Towards this end, the pregnant woman should attend synagogue services as often as possible, and participate in Torah study classes. (Click here to find a synagogue service and/or Torah class in your area.)

While all good deeds and mitzvot are beneficial to the unborn child, our sages specifically stress the value of giving extra charity. Being kind to others causes G‑d to treat us in corresponding fashion. In addition to the regular charity one distributes, charity should be given every day—having a charity box at home facilitates this practice. The most auspicious time to give charity is before the Shabbat or Jewish holiday candle-lighting. At that time additional charity should be given, considering that on the following day one will be unable to give charity, due to the restriction against handling money on these holy days.

Just as a pregnant woman must be meticulous regarding her nutritional needs, she must also be careful with her “spiritual nutrition.” Eating only kosher foods has an extremely positive impact on the fetus.

The following are some other pregnancy- and birth-related customs which are practiced by various Jewish communities:
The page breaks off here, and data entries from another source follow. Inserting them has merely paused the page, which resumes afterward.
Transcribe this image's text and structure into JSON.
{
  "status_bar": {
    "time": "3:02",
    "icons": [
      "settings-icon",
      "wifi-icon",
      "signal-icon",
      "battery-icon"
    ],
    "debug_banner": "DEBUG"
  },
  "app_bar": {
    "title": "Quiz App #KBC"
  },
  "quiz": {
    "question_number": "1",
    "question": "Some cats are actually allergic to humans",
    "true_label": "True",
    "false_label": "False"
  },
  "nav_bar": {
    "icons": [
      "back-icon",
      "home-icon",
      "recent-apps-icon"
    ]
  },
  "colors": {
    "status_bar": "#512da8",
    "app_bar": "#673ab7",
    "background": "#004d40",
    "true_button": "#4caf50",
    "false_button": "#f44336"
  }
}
  • Some have the custom to keep a pregnancy secret from friends and acquaintances until the onset of the fifth month, unless it becomes plainly apparent. This restriction does not include close family members.1
  • Some have the custom for the husband to open the synagogue ark before the Torah reading during the last month of pregnancy. The Zohar says, “When the congregation takes out the Torah Scroll, the Heavenly Gates of Mercy are opened, and G‑d’s love is aroused.” The husband opening the Gates of Heaven hopefully elicits G‑d’s merciful blessing that the birth be easy and without complications.
  • In certain communities it is customary for the pregnant woman to immerse in a mikvah sometime during the ninth month of pregnancy. Speak to your local rebbetzin or “mikvah lady” regarding planning and preparations. It is advisable to consult with your OB/GYN before going to the mikvah.
  • During the term of pregnancy, both mother and father should increase their recitation of Psalms.2
    Before going to bed, it is customary for the husband to recite Psalm 20. When finishing, he should repeat the second verse of the Psalm.
  • The home’s mezuzahs should be inspected by a scribe during the months of pregnancy. If one does not have mezuzahs on all the home’s doorways, now is a great time to purchase new mezuzahs.
  • A pregnant woman should endeavor to be exposed to spiritual and holy sights and sounds. To this end, whenever possible she should avoid gazing at non-kosher animals (trips to the zoo can wait until after birth . . . ),3 and listening to gossip, slander, or other unsavory talk.
  • In many communities, pregnant woman do not visit cemeteries. Perhaps this is to avoid settings which can lead to negative emotions.
  • There is an ancient custom for the pregnant woman to sew a sash (known as the gartel or wimple) for a Torah scroll. If the newborn is a son, the sash is used on the Torah from which he receives his Bar Mitzvah aliyah, and then once again the aliyah on the Shabbat before his wedding.
  • It is customary to have a copy of Psalm 121 on hand during birth. Click here for an easy-to-print version.
  • If possible, during the final stages of labor and delivery, the husband should recite these Psalms: 1, 2, 3, 4, 20, 21, 22, 23, 24, 33, 47, 72, 86, 90, 91, 92, 93, 104, 112, and 113 through 150.

Refer to the following links for more information on these topics:

Shabbat and Holiday Candle-Lighting
Opening the Ark
Inspecting Mezuzahs

Rabbi Dovid Zaklikowski,